EXERCISE BRIEF »
Tally the lines in the entries below where the string "image" occurs. Reply with the total alone.

● ● ● ● ●

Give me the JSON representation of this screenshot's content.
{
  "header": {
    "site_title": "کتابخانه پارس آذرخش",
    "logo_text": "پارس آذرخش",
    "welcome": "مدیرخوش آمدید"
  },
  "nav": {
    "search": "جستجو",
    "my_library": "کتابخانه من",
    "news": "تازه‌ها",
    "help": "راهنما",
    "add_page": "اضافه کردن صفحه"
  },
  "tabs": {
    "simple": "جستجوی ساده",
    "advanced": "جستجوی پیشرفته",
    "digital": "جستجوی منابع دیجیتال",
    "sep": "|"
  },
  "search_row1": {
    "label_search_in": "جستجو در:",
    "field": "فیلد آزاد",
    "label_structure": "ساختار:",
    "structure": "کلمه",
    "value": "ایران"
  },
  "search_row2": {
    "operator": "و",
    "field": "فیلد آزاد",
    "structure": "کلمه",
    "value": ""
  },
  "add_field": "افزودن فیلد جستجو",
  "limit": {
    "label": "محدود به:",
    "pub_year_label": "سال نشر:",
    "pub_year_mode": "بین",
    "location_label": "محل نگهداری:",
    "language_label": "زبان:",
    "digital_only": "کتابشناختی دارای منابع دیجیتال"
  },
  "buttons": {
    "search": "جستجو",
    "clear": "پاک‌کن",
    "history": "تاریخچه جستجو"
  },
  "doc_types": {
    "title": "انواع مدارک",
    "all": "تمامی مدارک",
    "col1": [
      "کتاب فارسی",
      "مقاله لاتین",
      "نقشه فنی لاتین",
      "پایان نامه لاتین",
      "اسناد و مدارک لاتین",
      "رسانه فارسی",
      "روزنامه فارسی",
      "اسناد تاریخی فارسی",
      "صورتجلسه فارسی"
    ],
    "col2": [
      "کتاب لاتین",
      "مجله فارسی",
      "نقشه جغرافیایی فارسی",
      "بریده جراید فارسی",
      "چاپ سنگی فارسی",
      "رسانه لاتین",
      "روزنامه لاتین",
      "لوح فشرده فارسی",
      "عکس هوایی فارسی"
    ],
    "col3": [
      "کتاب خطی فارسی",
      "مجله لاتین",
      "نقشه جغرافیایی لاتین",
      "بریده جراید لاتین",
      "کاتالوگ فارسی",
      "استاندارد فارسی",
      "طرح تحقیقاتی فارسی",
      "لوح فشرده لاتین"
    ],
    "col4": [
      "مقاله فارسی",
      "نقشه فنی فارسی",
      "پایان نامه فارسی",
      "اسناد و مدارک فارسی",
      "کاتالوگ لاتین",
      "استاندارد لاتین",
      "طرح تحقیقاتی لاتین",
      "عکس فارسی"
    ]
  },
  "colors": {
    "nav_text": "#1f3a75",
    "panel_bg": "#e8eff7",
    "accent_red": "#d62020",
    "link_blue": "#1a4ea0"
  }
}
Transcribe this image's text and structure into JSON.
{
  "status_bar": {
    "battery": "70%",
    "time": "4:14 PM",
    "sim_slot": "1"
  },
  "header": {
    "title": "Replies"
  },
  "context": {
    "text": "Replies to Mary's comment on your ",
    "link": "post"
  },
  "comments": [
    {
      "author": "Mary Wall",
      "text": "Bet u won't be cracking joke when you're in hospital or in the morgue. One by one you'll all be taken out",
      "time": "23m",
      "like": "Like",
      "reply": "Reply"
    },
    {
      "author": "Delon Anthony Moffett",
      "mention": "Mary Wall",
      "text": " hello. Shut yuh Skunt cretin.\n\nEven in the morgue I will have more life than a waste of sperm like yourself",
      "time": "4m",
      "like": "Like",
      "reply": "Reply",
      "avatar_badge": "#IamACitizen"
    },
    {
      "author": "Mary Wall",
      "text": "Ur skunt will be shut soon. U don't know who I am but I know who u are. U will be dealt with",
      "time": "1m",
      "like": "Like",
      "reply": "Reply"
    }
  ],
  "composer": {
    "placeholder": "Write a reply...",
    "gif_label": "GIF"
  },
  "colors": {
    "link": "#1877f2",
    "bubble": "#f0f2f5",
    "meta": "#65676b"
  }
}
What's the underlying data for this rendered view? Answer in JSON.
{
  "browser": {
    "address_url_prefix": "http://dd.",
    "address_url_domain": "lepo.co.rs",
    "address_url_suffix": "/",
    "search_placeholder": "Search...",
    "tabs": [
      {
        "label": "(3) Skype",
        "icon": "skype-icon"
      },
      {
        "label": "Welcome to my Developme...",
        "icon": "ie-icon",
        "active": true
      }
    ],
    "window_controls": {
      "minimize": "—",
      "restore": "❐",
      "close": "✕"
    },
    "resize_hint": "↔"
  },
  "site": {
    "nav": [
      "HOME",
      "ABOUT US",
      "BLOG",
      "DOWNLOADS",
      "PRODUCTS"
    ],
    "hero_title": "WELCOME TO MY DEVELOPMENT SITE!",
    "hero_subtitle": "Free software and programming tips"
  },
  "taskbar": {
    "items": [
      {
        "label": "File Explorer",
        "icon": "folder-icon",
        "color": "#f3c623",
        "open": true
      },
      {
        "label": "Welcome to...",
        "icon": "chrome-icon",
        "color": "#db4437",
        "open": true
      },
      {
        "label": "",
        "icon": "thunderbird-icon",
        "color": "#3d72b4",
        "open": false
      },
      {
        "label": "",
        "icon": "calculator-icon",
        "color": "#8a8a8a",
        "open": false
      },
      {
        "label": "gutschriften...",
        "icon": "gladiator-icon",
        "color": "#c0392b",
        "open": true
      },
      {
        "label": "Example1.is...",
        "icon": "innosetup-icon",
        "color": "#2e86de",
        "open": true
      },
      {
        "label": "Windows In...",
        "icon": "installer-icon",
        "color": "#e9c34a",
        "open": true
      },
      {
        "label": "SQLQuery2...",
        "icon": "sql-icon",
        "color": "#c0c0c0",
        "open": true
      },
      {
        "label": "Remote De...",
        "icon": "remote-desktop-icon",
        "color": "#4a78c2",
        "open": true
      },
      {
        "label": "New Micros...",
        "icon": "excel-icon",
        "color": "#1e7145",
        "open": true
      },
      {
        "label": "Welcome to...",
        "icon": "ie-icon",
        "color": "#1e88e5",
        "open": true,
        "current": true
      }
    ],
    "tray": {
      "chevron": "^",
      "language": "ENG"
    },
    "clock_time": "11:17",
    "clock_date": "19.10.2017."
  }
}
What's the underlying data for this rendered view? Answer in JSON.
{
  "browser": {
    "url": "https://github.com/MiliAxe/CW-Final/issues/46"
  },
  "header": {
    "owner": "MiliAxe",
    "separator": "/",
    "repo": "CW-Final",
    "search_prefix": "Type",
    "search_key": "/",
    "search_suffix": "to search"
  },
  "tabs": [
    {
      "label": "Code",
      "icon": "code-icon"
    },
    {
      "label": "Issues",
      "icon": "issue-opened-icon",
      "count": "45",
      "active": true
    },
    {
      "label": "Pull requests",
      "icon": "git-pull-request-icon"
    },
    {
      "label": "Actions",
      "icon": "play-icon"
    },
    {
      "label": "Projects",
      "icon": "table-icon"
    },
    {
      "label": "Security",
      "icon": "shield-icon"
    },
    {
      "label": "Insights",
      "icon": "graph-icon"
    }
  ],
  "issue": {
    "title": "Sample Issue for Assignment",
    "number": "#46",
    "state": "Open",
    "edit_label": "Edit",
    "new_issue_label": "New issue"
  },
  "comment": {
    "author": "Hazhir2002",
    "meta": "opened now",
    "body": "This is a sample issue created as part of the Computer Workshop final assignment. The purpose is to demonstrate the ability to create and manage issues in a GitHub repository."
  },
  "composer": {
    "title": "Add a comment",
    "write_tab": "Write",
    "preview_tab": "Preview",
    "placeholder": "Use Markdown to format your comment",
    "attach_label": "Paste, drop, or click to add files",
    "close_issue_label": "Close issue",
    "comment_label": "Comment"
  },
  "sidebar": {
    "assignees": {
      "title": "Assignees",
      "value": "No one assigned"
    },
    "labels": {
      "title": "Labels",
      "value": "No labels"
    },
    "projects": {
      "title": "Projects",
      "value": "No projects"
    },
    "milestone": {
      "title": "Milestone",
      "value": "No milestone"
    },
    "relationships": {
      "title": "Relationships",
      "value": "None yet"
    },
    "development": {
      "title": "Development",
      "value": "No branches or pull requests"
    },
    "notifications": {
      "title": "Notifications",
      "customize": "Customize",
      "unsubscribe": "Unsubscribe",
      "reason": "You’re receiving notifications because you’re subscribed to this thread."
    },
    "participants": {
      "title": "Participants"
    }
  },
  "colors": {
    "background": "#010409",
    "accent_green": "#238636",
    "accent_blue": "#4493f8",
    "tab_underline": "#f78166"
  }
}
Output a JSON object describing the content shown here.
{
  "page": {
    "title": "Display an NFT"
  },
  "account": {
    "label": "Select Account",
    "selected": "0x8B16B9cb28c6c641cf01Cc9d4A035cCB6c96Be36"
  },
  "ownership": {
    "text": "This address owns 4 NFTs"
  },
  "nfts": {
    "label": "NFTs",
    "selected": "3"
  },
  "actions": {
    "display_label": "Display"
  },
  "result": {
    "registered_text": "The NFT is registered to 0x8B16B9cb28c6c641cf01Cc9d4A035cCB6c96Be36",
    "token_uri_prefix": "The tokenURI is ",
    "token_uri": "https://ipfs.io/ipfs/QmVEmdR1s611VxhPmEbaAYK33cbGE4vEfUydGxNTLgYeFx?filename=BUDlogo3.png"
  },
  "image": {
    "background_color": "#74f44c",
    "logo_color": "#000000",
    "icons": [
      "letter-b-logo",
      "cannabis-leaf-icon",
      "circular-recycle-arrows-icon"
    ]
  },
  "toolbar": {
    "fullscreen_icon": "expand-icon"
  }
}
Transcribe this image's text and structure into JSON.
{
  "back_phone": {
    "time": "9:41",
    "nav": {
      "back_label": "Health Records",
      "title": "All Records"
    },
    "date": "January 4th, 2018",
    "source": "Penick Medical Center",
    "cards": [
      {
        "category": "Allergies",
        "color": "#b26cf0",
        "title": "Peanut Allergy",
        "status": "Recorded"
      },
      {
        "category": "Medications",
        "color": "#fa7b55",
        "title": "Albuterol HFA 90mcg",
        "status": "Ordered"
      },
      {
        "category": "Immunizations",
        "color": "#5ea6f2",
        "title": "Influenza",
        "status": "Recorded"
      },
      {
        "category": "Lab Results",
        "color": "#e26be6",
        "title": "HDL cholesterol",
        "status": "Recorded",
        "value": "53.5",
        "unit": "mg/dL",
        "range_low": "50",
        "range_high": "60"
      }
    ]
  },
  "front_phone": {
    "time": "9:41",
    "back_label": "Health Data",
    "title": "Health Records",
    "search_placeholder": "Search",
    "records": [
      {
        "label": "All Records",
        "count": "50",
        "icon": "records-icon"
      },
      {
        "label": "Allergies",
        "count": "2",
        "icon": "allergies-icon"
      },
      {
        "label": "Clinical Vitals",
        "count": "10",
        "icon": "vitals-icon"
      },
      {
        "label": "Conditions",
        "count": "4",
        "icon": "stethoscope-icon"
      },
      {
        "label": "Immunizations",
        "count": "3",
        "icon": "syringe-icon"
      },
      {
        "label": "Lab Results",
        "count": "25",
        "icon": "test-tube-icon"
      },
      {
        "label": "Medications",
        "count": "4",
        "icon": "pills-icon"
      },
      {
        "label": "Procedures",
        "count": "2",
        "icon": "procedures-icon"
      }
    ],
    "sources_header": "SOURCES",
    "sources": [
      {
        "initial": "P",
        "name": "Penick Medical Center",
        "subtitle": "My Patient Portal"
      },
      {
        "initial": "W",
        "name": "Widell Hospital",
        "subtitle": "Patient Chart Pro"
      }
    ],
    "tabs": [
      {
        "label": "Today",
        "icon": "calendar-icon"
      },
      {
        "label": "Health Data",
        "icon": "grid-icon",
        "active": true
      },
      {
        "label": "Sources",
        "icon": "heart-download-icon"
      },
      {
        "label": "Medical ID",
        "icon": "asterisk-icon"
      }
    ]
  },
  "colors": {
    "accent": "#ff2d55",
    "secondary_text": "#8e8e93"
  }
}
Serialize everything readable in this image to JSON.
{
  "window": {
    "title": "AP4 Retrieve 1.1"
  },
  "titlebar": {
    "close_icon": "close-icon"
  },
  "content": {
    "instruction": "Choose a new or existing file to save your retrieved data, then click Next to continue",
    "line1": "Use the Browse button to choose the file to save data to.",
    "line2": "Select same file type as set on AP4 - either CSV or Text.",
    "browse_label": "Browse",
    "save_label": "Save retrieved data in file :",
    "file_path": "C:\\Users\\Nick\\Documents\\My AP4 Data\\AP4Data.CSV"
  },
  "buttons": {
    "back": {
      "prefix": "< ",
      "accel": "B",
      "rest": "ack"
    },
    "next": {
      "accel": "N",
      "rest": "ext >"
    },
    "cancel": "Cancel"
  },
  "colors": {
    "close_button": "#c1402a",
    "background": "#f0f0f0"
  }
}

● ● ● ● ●

TASK OUTPUT »
4